In the past few months the Institute of Economic Affairs in the UK announced it's annual award to the person who made great contributions to free enterprise during their working life. The recipient of this honour was Viscount Ridley, the Brits do love a Lord, who's main claim to notoriety in the UK was to be Chairman of The Northern Rock Bank, an institution that had existed since 1850. It started life has a building society and converted to a bank in 1997, following the trend advocated by the IEA and Thatcherite economic theology.
As a bank it adopted the prevailing economic ideology, and then some, and followed a highly risky loan strategy, which included giving borrowers mortgages of up to 125% of their properties value! The end result was that in 2007 it suffered the first run on a British bank in 150 years. It had customers lining up outside it branches demanding their money back! Over a few days they had to pay out $3B. But it wasn't enough and the Bank had to be nationalized at a cost of $40B to the UK taxpayer.
Yet the man who presided over this debacle, the 5th Viscount Ridley, instead of facing any sanctions or censure ends up, seven years later, being given an award for economic achievement! A decision that would beggar's belief in rational world. Lose billions and get an award. The epitome of failing upwards.

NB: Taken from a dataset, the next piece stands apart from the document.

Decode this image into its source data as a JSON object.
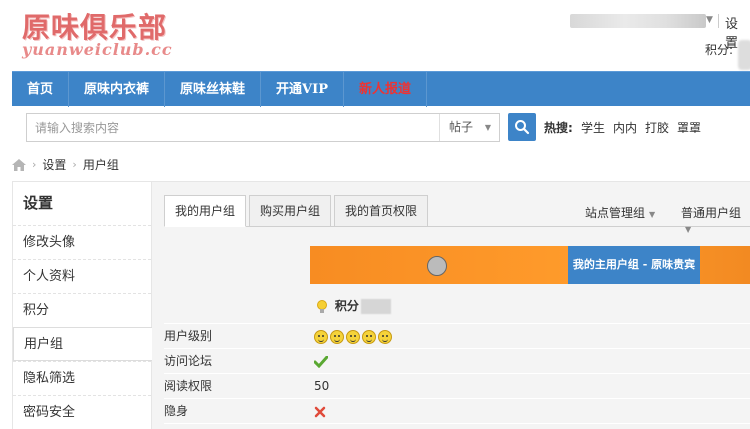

So what does this mean in the project management world? We have an entrenched paradigm that is waterfall, and we have contending methods such as Critical Chain (which is a variation of waterfall) and Agile. Like the failed “efficient market” model in conventional economic theory education, waterfall is considered to be mandatory on all project courses, especially for beginners. So any “new or improved” PM model has to overthrow decades of conditioning and also to get the PM establishment to demote waterfall to a subset of models that only deal with well established technologies and methods. As the financial example above indicates getting any establishment to change is difficult even when the evidence of failure is over whelming.